[Data under study]

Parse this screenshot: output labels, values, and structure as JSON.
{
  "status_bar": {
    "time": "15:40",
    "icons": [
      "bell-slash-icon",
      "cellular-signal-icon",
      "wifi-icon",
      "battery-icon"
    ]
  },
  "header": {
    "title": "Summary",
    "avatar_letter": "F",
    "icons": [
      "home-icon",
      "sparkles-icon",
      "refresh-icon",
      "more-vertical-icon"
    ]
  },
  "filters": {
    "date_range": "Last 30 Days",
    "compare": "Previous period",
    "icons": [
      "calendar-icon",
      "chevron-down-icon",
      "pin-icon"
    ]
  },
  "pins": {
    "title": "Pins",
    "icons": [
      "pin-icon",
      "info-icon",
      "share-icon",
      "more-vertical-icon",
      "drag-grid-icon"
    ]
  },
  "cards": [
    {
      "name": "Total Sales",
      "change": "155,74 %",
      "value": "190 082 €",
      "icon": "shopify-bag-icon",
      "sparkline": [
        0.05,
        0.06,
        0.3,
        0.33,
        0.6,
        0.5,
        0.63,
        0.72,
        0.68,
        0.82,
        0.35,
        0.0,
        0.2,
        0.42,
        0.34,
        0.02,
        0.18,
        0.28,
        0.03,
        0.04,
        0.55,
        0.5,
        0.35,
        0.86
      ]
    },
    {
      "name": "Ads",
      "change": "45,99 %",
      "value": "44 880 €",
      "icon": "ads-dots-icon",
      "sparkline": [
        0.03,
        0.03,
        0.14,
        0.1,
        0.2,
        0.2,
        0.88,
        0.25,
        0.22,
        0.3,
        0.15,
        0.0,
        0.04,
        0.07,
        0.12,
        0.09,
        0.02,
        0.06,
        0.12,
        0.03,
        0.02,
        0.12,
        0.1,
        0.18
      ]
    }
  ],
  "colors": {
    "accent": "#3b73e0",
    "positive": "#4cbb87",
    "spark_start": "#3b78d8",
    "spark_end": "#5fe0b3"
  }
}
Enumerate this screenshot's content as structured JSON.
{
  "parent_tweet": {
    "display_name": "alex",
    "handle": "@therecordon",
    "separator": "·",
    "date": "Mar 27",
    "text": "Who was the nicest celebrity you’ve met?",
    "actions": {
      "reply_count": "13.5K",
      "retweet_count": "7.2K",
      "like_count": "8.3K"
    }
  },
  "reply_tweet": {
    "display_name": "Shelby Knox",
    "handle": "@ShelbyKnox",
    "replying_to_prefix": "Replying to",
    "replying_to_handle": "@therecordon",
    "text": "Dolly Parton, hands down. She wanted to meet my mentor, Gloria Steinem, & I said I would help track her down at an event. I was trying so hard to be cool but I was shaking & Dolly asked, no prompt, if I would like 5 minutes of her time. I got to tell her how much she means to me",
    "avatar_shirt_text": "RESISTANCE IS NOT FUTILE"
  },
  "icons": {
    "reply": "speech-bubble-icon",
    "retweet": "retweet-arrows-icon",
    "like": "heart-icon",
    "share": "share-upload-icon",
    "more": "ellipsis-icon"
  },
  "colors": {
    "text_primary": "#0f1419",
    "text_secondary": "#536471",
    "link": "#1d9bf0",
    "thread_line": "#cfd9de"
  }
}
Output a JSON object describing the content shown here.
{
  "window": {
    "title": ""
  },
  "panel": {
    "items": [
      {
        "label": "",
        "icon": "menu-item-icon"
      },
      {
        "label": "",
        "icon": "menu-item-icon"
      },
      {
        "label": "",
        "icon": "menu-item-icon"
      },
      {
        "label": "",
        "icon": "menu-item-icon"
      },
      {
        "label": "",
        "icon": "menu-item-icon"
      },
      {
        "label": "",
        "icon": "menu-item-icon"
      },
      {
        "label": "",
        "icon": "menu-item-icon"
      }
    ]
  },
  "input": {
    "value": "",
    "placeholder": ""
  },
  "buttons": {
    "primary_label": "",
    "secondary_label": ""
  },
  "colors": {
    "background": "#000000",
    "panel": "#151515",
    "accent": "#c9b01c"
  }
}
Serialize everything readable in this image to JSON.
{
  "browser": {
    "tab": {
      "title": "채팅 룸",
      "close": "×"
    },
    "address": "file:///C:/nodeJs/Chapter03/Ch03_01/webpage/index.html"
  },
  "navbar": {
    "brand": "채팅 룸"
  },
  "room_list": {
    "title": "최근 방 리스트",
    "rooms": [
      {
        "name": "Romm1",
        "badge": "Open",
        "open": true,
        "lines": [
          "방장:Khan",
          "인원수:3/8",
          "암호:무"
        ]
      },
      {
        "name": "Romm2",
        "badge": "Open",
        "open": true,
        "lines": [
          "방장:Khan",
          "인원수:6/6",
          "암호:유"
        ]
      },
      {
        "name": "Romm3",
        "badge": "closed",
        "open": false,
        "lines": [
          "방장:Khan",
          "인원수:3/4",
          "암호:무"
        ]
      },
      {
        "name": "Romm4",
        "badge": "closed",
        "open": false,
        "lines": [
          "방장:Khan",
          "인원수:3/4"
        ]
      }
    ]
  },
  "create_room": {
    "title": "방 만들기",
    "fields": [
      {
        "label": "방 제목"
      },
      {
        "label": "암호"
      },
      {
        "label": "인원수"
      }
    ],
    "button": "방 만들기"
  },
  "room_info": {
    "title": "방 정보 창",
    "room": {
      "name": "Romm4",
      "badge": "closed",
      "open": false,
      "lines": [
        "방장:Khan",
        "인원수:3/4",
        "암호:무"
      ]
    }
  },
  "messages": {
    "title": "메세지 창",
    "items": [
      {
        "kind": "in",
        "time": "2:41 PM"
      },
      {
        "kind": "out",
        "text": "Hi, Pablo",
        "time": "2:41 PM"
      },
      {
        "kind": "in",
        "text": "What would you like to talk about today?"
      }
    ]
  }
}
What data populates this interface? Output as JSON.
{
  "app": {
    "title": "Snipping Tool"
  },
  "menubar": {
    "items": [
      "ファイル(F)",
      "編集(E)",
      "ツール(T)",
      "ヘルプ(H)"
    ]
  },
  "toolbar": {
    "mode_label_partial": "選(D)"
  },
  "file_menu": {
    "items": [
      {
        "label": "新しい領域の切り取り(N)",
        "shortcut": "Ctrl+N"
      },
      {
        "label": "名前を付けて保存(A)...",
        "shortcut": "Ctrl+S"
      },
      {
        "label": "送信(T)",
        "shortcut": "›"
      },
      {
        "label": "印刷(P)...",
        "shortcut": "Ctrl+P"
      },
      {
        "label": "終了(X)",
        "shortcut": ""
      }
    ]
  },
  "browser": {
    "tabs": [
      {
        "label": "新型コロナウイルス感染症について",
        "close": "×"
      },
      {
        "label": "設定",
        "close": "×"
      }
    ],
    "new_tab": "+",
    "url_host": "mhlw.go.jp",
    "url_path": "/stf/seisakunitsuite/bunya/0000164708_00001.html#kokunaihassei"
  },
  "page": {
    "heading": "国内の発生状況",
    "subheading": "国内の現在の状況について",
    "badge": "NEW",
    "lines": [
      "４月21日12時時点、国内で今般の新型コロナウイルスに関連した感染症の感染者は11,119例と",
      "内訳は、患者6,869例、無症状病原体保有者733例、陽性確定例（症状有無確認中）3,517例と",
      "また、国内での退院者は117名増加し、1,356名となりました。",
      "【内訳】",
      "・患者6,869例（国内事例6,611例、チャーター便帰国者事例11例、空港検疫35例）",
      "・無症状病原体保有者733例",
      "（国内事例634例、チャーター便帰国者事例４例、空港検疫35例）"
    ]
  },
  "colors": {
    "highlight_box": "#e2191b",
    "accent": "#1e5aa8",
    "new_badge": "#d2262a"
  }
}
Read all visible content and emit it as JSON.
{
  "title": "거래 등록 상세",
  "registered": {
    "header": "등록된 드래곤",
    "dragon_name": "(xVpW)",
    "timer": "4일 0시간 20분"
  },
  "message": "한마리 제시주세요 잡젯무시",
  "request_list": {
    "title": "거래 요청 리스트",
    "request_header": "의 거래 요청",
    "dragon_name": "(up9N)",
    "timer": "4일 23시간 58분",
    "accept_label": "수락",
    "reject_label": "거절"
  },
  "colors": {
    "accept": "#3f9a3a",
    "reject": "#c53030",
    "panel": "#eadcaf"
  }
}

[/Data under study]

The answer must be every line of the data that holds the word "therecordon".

    "handle": "@therecordon",
    "replying_to_handle": "@therecordon",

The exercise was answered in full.